The Indian Government has intentions to increase the incentive rates by two folds as well as increase the financial outlay of the Production Linked Incentive or PLI scheme by about 2.5 times, to almost INR 19,000 Crore, to entice international corporations like Apple Inc, Dell Inc, HP Inc, Samsung Electronics Co Ltd, and ASUSTek Computer Inc to expand their production operations in India.
As per certain sources, the Production Linked Incentive (PLI) for Information Technology (IT) Hardware 2.0 amended scheme, according to a draft that will be distributed to key stakeholders for responses, will provide incentives of 4% to 5.75% for 5 years instead of the current 1% to 4% for 4 years. This will make the financial outlay cost up to INR 19,000 Crore instead of INR 7,350 Crore.
Following discussions with the industry, the updated scheme’s draft will be presented to the Cabinet for approval. Every corporation chosen under the current programme is eligible to participate in Production Linked Incentive (PLI) 2.0. Nevertheless, the localization schedule and other requirements for the scheme’s benefits will not change. The modified scheme’s draft states that enterprises must integrate localization of components to receive further benefits.
According to sources, the industry had requested incentives from the Indian Government for as many as 8 years to make sure that small-scale enterprises have a competitive edge across the globe. They even looked for incentives in the 7% to 8% range to increase the possibility of manufacturing in the country.
To benefit, multinational corporations must produce around INR 1,000 Crore and invest INR 50 Crore in the initial year. The investment for local businesses is about INR 4 Crore, and the additional production must be INR 50 Crore in value.
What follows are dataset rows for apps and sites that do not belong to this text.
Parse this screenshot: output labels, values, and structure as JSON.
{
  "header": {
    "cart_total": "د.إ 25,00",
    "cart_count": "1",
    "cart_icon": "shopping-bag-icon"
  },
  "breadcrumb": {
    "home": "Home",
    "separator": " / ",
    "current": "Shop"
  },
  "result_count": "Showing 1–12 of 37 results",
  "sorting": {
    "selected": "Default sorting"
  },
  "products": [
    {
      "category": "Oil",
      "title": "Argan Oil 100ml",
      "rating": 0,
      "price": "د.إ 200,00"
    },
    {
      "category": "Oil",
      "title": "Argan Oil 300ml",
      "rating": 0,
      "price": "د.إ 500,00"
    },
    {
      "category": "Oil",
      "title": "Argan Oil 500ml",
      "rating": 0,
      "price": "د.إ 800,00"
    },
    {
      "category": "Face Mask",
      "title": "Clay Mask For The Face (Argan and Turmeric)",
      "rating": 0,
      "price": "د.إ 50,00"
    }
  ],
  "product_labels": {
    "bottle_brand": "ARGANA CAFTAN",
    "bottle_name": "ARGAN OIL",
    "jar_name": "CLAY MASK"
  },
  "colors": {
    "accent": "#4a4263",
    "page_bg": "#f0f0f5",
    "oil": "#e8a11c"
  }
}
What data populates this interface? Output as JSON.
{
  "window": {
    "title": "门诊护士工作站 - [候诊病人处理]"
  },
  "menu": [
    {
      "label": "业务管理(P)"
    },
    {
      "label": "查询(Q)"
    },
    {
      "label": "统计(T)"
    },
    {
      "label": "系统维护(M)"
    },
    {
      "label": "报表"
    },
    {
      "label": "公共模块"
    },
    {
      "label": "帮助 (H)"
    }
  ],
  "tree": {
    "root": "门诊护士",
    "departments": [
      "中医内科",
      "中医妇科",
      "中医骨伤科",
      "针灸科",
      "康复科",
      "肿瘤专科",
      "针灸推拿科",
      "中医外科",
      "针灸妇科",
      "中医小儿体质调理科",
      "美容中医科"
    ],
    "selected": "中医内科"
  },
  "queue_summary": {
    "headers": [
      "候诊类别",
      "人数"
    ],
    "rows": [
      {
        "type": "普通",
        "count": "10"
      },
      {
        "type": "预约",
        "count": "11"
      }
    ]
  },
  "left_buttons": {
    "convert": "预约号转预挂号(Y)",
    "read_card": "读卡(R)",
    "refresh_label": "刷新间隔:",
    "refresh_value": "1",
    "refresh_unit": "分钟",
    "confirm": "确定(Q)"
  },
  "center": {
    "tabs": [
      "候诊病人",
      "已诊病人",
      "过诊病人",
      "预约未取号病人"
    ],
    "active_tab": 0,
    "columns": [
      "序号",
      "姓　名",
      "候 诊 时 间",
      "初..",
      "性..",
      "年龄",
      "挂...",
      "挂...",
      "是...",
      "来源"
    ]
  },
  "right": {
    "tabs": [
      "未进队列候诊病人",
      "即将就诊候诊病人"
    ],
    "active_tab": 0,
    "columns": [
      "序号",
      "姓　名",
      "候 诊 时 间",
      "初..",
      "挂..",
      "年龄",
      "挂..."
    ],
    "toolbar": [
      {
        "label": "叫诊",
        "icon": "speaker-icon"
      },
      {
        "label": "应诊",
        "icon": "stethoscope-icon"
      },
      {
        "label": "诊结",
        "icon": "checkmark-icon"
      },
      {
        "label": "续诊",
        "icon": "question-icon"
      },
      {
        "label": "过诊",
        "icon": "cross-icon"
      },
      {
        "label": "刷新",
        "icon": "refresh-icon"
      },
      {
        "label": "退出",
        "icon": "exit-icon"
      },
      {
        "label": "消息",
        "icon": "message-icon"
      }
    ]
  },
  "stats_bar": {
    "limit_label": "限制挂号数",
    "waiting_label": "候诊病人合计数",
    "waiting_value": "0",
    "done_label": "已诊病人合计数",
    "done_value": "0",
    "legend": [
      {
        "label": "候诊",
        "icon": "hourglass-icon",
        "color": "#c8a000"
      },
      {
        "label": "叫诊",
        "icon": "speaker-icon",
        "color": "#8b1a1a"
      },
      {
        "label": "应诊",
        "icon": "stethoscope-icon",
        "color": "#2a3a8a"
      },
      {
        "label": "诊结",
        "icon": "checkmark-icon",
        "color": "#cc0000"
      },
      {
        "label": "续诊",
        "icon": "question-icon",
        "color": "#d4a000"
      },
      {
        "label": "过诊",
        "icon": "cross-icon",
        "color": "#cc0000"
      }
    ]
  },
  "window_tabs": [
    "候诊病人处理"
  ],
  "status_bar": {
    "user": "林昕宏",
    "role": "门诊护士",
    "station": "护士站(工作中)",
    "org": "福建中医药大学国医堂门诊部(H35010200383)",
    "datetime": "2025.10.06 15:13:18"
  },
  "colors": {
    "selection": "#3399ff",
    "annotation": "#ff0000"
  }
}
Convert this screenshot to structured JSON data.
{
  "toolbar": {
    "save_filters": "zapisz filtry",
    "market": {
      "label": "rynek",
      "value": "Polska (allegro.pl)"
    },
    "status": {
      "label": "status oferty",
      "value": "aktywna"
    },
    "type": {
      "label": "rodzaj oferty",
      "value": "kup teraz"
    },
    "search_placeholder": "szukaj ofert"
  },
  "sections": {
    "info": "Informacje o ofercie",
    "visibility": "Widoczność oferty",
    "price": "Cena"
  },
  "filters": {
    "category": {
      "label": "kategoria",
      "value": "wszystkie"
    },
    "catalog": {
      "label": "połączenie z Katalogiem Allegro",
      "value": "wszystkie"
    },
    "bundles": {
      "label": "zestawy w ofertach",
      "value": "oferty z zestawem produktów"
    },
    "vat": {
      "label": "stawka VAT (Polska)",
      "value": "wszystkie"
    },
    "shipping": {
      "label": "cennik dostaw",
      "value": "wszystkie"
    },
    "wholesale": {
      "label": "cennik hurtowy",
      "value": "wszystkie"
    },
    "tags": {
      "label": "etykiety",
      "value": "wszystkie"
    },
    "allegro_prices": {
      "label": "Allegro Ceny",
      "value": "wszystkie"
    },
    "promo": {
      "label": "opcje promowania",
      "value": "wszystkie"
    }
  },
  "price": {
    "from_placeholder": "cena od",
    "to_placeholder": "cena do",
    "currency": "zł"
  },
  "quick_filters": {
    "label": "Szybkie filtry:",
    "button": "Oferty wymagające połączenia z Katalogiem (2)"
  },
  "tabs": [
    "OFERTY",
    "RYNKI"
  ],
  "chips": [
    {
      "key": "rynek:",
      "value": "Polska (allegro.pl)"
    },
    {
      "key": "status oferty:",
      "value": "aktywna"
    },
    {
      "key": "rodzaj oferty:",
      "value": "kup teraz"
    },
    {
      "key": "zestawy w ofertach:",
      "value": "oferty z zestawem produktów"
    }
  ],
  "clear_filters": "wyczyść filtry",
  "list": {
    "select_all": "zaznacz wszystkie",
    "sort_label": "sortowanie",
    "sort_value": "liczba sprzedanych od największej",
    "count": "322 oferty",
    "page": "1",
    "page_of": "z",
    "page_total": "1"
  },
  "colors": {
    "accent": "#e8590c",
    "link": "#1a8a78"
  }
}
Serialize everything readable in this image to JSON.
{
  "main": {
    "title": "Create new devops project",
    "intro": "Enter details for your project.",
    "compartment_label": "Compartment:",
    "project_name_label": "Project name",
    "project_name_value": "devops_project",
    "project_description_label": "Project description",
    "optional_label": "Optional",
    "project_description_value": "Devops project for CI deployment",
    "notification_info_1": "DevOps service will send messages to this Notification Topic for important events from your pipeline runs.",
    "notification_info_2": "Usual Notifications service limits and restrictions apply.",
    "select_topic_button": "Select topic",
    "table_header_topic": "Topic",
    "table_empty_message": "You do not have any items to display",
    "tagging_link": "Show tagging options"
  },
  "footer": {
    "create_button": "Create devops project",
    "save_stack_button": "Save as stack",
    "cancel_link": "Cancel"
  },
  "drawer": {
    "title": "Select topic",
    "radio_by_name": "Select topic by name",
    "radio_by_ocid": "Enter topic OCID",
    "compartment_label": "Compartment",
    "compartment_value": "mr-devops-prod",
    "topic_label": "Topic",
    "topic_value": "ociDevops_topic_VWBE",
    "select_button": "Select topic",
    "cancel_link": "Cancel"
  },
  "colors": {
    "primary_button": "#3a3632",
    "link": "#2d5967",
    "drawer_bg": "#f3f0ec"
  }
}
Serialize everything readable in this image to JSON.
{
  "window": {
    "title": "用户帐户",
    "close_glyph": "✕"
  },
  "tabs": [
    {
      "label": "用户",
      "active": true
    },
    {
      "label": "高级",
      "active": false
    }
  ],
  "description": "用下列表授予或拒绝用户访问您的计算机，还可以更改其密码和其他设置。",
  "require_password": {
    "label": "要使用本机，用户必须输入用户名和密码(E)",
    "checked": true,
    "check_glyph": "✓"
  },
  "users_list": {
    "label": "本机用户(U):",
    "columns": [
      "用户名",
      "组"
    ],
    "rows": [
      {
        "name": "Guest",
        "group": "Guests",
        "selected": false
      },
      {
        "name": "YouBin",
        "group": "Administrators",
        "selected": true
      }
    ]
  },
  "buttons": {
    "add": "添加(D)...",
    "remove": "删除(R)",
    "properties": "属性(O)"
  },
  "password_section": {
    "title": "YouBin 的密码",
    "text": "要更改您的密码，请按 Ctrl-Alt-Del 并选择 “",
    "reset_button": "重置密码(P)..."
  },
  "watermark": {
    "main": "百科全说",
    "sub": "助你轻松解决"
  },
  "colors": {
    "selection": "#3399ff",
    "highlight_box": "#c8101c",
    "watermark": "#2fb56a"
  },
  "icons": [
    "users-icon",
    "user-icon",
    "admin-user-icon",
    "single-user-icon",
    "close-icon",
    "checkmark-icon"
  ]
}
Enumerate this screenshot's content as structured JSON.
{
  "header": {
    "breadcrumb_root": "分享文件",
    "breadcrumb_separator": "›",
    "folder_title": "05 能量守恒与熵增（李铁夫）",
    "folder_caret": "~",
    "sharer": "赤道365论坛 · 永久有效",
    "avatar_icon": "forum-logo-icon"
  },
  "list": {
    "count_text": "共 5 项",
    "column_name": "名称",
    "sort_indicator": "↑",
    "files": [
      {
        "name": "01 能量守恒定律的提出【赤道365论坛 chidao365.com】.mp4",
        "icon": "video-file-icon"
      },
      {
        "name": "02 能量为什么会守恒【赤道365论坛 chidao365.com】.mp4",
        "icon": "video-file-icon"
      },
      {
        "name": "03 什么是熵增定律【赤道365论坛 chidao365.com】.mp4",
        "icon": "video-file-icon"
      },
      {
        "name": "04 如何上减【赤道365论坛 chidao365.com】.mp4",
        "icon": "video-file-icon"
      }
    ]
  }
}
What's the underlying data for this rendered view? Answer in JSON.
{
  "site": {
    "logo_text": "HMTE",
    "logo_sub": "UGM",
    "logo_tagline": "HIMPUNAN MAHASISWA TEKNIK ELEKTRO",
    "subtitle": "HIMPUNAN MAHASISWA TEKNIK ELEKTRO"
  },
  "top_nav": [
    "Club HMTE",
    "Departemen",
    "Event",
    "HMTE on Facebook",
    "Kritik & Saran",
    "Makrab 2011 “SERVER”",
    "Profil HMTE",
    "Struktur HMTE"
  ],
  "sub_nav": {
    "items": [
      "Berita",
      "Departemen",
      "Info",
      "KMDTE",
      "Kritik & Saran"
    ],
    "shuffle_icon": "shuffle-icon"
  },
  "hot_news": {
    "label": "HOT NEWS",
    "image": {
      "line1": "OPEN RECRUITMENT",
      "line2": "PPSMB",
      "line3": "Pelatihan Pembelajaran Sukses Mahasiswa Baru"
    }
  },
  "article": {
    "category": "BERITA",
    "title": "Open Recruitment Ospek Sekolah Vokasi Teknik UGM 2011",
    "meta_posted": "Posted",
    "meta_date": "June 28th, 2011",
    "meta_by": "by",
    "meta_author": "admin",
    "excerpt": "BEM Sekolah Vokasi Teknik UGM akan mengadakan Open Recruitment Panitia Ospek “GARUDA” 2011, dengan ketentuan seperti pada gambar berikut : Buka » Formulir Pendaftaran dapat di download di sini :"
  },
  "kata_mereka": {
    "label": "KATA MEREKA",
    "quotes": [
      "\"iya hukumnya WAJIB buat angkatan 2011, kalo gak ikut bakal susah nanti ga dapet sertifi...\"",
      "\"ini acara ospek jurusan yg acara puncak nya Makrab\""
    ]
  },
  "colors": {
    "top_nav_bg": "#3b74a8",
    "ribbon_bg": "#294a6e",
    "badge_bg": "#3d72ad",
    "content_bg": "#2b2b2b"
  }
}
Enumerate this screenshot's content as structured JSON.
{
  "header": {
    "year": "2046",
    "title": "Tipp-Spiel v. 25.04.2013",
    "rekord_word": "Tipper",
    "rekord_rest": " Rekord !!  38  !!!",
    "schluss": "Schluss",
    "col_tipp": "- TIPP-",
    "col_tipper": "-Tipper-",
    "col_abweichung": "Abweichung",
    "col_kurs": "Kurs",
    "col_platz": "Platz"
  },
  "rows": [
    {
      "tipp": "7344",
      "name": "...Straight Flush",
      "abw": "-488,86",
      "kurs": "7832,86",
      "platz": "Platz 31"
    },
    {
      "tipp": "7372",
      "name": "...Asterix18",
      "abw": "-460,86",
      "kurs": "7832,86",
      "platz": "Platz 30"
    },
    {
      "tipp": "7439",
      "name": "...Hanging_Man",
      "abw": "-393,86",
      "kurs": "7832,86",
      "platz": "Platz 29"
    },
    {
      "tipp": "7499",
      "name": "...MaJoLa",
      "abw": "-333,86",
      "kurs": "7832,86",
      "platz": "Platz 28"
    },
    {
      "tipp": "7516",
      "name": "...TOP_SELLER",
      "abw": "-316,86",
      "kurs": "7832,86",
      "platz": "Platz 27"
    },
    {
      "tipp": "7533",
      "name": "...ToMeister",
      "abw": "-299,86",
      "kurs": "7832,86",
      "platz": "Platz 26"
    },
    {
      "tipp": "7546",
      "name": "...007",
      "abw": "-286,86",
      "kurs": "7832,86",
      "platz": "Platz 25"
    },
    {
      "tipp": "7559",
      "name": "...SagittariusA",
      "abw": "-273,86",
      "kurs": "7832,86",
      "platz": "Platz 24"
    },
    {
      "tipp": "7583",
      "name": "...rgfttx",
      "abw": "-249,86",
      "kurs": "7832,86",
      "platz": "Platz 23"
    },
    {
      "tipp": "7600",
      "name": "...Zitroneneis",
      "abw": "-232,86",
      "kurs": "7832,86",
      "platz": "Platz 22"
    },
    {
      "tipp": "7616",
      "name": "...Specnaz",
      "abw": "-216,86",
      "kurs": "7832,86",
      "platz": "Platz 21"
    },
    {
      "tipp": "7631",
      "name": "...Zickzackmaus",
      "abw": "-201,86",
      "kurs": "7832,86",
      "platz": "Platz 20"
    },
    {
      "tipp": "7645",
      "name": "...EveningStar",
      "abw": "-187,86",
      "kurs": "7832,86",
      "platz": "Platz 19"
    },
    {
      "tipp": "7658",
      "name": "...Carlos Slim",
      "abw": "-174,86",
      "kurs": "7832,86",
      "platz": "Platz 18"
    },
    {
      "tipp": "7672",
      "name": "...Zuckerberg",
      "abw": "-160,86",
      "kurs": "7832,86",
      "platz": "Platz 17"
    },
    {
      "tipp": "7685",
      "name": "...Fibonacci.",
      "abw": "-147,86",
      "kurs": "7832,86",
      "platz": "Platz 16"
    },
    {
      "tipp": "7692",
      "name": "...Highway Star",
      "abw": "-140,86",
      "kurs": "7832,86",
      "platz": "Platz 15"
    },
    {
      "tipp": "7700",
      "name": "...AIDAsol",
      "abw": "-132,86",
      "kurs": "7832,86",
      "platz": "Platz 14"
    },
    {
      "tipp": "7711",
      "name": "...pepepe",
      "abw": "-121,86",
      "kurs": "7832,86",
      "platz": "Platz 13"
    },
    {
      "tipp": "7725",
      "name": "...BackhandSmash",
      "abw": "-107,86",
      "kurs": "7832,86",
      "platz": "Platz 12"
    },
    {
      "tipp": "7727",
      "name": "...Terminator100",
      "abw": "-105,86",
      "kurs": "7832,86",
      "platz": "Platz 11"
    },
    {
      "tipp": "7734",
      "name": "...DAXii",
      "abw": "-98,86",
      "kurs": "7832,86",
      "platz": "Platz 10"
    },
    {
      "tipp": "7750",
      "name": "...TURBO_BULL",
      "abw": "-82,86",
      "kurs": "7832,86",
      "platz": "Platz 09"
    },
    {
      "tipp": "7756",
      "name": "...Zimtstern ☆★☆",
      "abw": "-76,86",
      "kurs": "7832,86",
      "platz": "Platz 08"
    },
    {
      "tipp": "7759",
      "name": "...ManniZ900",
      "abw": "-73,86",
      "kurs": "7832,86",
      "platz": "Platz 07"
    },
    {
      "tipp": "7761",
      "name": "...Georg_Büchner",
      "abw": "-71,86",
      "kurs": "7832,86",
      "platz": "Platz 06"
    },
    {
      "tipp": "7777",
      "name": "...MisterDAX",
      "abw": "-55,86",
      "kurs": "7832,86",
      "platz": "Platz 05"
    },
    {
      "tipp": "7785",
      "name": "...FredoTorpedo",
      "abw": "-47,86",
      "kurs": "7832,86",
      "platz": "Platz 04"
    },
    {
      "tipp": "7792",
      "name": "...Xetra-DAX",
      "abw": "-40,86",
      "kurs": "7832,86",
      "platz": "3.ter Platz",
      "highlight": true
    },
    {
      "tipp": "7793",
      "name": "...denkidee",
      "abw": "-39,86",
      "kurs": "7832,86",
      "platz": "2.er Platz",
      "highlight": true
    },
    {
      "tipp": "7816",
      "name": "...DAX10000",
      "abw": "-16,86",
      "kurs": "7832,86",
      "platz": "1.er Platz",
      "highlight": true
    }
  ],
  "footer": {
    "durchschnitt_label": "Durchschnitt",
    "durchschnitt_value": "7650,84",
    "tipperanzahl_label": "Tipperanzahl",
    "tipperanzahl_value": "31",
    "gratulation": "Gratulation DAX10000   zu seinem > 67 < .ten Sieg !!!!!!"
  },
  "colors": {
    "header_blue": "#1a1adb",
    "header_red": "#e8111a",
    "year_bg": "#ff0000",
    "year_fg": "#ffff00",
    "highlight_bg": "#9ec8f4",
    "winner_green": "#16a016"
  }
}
In the present electronics hardware Production Linked Incentive (PLI), the median incentive provided to applicants is quite less. The absence of duties on electronic hardware imports is the 2nd reason for subpar performance. Therefore, the applicants must rival globally on both quality and price. Hardware firms have pointed fingers at the scheme’s low incentive structure as the cause of its lack of success since 2.5% of the average incentive rate doesn’t support moving the manufacturing of hardware goods from Vietnam or the People’s Republic of China.